MOSCOW (Sputnik) – The discovery of 129 bodies in scores of secret graves in southwest Mexico highlights the scope of forced disappearances that plagues the country, an international watchdog said in a press release.
Mexico’s attorney general’s office disclosed in a freedom of information request on Sunday that a search for 43 missing students in the state of Guerrero had turned up 129 bodies buried in 60 unmarked graves.
"This latest macabre revelation confirms what we had already found: the sheer magnitude of the crisis of enforced disappearances in Guerrero and elsewhere in Mexico is truly shocking," Amnesty International Americas Director Erika Guevara-Rosas said Monday.
None of the 129 uncovered bodies appeared to be connected to the 43 Ayotzinapa students, feared to have been slaughtered by a gang.
The students were last seen being forced into police vans after officers opened fire at the students, who had been protesting against Guererro’s discriminatory hiring and funding practices, killing six.
The Mexican government blamed the abduction and murders on local drug cartels.
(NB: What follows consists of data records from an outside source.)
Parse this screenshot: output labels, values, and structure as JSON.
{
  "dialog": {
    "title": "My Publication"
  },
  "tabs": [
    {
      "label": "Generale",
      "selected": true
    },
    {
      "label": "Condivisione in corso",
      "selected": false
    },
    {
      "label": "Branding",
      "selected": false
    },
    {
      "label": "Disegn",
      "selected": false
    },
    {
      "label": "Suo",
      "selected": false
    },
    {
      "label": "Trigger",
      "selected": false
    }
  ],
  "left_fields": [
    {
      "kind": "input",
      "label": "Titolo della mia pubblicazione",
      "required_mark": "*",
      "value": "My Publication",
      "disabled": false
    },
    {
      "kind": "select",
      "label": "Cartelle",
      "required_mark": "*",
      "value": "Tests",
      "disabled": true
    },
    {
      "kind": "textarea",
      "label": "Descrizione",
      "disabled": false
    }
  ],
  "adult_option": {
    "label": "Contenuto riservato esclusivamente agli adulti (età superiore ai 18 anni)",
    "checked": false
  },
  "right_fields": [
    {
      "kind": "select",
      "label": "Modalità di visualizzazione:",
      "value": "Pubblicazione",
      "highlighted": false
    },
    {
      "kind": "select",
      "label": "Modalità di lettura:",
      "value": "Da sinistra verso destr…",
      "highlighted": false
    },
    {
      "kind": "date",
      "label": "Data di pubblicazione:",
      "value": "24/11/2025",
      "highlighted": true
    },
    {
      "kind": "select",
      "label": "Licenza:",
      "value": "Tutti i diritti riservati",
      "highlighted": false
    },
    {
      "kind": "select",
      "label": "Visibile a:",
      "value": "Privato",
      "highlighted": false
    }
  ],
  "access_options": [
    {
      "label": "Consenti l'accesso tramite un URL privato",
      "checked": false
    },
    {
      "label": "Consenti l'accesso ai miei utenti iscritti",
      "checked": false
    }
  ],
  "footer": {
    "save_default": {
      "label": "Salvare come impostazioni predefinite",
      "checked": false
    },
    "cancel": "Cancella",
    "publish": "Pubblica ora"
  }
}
However, there is evidence that the local police and army were complicit in the kidnappings.
"If it weren’t for the persistent determination of the families of the Ayotzinapa students, as well as human rights defenders and journalists… we might never even have known about these mass graves and the dimensions of the crisis," Guevara-Rosas stressed.
In early November, 2014 the former mayor of Iguala and his wife were arrested in Mexico City on charges of masterminding the abductions. The former Iguala police chief, wanted on suspicion of involvement in the atrocity, remains at large.